The way the Russians regulate the pressure in the air system is something like this: The pneumatic pump is always pumping. When the pressure in the reservoir reaches the desired maximum value, about 800 p.s.i., the pressure relief valve opens, and the air escapes with a loud hiss which can sometimes be heard in the cockpit, even over the sound of the engine and propeller. (This loud hiss mystified me the first couple of times I heard it.) As the air escapes, the pressure goes down to about 400 p.s.i. Then, due to the ceaseless work of the pump, the pressure starts to rise again, and the cycle repeats.
It's pretty obvious that power is being wasted during this process. I've heard numbers like 10 horsepower. It is possible to install an "unloading valve", which can be used to open up the plumbing out of the pneumatic pump when the desired pressure is reached in the reservoir. The pump still runs, but doesn't have to work against pressure. This leaves more of the power output of the engine available to propel the airplane through the air. Alternatively, it can be viewed as a way to save fuel.
Another advantage of having an unloading valve is that, in typical use, the output of the pump is going directly overboard most of the time, so much less water and oil is going into the pneumatic system to gunk it up.

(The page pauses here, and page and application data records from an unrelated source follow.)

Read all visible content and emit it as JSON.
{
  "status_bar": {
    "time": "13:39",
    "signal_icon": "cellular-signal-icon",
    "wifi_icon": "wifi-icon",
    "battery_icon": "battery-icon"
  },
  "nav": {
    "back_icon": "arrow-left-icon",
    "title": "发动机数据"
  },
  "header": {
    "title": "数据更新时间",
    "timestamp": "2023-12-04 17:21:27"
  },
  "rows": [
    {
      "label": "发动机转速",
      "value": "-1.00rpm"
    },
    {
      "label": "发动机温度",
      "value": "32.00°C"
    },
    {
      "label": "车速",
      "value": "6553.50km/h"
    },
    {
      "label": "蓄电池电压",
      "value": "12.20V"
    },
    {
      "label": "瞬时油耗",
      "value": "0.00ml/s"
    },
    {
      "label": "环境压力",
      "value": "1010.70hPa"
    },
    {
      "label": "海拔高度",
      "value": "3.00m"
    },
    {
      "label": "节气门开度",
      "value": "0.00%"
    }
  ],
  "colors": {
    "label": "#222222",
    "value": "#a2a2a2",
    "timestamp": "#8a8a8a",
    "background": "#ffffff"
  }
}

There are several different styles of unloading valves, but I won't go into details here.
Some folks dislike unscrewing the intake plugs all the time, and have connected small pipes into the plugs and plumbed them to a little valve that they leave open between flights. Sounds like a way to lower the likelihood of hydraulic lock damage to the engine. Of course, the extra plumbing could fail in ways that produce intake leaks. And someone could forget to close the little valve. That wouldn't happen to you, would it?

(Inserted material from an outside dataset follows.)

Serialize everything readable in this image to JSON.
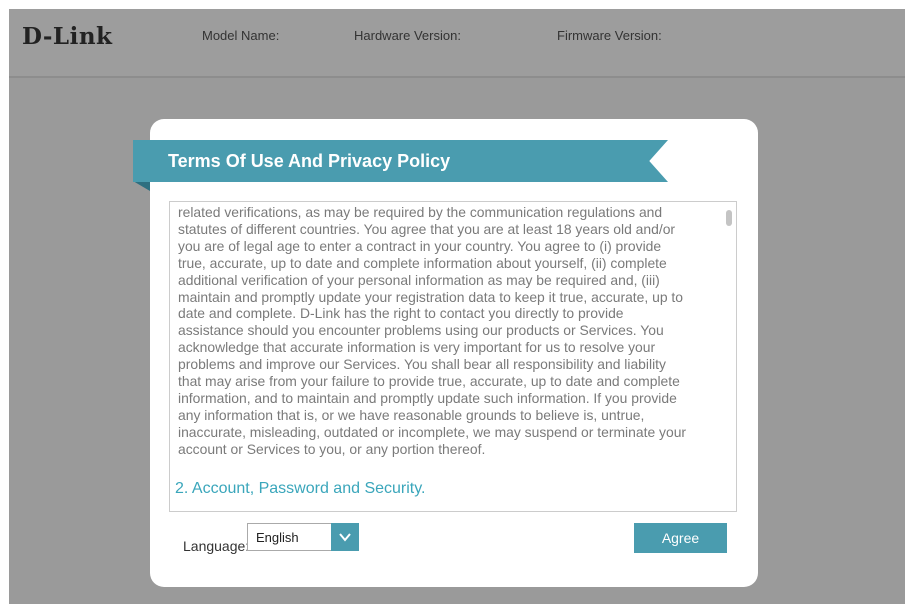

Remember the bit about the valve on the output of the oil pump that keeps oil from running into the crankcase when the engine is off? It is also possible to install a manually operated valve on the outflow of the reservoir. You close the valve between flights. Sounds like a sure-fire way to keep the oil from running into the crankcase. However, I'd bet that if enough people did this enough times, someone would eventually forget to turn the valve on before starting the engine. There are some clever ways to set up such a valve which make it less of a hassle and less likely to cause trouble, but I won't go into details here.

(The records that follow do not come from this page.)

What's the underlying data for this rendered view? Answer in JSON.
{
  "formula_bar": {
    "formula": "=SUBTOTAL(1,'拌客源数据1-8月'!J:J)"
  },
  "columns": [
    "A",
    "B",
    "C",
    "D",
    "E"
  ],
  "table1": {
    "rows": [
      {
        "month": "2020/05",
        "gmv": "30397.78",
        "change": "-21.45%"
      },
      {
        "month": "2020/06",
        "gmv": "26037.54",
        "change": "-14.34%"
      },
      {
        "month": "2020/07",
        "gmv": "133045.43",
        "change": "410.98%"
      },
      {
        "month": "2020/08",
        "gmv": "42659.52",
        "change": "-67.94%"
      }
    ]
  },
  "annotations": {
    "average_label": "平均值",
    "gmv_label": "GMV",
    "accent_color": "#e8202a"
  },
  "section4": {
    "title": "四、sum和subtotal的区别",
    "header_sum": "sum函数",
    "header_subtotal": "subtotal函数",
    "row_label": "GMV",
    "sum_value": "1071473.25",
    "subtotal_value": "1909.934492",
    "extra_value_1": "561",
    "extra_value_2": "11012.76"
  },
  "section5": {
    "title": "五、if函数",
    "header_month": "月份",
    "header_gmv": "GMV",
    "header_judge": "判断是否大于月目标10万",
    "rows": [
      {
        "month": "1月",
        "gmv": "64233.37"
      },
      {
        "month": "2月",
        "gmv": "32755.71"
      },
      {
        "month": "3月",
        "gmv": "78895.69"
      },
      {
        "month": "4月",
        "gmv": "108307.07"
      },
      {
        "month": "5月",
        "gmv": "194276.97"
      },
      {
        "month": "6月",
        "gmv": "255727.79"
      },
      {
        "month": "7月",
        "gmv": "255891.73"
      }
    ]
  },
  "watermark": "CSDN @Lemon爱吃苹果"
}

Much of the basic information, and many of the explanations in this article, came to me either from people who were experts on the M14P long before I was aware that this engine existed, or from people who participated in the learning process along with myself. In particular, I would like to thank Earl Hibler for being open to learning about Russian technology, for solving many problems over the years, and for keeping me in the air; Richard Ogg, otherwise known as "Hydraulic Dick", for helping make all things hydraulic and pneumatic on my Sukhoi work right; Vladimir Yastremski, who has more experience maintaining these engines than anyone else I know, and who has always been generous in sharing his knowledge; Sergei Boriak for insightful discussions and analysis, about engines and other things too; and many others who have helped me understand what's going on over the years.